PROBLEM DETAILS → Which lines in the records below hold the word "label"? Copy each of them.

EXTRACTED INFORMATION →
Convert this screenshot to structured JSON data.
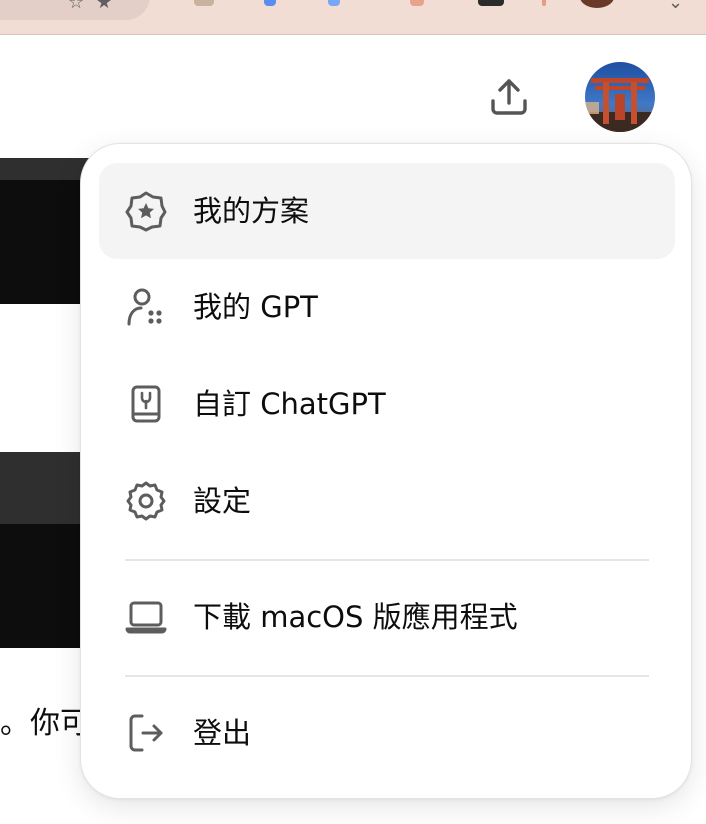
{
  "header": {
    "share_icon": "share-upload-icon",
    "avatar_icon": "torii-gate-photo"
  },
  "background": {
    "partial_text": "。你可"
  },
  "menu": {
    "items": [
      {
        "label": "我的方案",
        "icon": "plan-badge-icon",
        "active": true
      },
      {
        "label": "我的 GPT",
        "icon": "my-gpts-icon",
        "active": false
      },
      {
        "label": "自訂 ChatGPT",
        "icon": "customize-book-icon",
        "active": false
      },
      {
        "label": "設定",
        "icon": "settings-gear-icon",
        "active": false
      },
      {
        "label": "下載 macOS 版應用程式",
        "icon": "laptop-icon",
        "active": false
      },
      {
        "label": "登出",
        "icon": "logout-icon",
        "active": false
      }
    ]
  },
  "colors": {
    "chrome_bar": "#f2ddd5",
    "menu_bg": "#ffffff",
    "active_item_bg": "#f4f4f4",
    "icon": "#5d5d5d",
    "text": "#0d0d0d",
    "divider": "#e5e5e5"
  }
}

FINAL ANSWER →
        "label": "我的方案",
        "label": "我的 GPT",
        "label": "自訂 ChatGPT",
        "label": "設定",
        "label": "下載 macOS 版應用程式",
        "label": "登出",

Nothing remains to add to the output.